Collected data:

_ _ _ _

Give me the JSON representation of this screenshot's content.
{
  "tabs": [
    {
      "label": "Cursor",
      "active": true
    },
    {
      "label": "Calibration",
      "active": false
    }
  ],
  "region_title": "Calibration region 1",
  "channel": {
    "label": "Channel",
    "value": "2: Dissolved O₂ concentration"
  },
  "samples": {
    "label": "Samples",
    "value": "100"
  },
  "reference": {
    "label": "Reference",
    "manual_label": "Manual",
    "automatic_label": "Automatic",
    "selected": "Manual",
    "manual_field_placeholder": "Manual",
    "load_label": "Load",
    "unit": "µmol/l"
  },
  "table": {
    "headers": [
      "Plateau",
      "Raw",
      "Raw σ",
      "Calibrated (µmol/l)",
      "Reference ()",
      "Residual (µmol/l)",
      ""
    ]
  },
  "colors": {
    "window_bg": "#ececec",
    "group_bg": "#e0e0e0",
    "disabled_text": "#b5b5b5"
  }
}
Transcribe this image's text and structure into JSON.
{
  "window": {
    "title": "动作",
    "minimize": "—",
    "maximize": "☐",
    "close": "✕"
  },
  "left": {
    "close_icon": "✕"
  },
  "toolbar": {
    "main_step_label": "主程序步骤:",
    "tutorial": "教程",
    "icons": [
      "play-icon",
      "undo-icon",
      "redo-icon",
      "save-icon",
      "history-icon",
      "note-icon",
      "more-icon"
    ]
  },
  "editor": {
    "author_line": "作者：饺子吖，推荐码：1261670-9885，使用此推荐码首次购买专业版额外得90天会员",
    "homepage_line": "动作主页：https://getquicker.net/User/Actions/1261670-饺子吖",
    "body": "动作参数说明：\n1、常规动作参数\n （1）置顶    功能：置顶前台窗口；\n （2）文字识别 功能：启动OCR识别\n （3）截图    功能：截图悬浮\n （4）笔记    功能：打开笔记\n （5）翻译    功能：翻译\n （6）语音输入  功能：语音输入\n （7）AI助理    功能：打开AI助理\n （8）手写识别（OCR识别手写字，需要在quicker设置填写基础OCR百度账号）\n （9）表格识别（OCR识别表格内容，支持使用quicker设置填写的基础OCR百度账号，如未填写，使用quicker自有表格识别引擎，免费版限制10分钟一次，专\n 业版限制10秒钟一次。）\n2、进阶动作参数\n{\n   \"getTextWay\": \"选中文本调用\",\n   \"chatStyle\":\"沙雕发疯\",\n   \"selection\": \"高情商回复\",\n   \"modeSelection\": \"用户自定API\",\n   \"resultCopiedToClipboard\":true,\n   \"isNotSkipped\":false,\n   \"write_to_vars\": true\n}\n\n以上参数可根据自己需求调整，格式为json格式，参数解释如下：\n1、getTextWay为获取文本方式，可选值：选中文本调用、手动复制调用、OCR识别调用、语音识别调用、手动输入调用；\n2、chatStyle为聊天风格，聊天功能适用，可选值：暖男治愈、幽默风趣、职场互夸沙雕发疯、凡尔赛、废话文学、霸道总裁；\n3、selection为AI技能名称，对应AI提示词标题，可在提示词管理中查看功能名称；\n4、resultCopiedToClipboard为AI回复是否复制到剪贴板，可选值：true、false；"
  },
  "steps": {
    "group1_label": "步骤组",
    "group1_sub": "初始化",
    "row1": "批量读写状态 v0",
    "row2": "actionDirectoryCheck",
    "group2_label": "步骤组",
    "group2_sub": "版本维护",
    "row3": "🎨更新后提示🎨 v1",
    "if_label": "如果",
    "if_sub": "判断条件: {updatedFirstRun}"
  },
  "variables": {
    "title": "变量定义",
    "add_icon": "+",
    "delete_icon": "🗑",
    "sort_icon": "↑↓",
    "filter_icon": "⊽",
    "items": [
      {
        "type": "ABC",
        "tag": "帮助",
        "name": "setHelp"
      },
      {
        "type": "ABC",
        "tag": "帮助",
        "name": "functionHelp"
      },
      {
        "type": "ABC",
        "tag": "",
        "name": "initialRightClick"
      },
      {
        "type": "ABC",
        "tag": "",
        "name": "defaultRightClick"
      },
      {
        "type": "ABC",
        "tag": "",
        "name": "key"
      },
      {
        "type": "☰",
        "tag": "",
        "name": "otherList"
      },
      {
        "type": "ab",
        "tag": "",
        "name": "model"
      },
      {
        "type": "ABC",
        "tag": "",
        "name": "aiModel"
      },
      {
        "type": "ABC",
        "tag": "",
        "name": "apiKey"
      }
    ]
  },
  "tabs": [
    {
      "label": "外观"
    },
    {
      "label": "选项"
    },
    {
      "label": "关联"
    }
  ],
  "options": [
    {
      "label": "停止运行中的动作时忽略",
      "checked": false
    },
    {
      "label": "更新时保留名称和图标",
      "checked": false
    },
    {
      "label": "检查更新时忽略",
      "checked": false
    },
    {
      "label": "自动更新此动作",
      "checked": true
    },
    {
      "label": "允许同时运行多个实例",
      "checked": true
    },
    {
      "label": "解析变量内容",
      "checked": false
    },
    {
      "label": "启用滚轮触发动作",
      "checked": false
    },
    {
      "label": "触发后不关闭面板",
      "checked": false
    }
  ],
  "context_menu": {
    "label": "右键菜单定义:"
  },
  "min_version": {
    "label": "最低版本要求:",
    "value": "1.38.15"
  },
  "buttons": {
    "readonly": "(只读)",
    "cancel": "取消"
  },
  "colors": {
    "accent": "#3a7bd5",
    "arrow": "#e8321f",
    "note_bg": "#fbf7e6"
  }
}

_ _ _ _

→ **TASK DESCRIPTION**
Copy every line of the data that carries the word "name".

→ **ANSWER SECTION**
        "name": "setHelp"
        "name": "functionHelp"
        "name": "initialRightClick"
        "name": "defaultRightClick"
        "name": "key"
        "name": "otherList"
        "name": "model"
        "name": "aiModel"
        "name": "apiKey"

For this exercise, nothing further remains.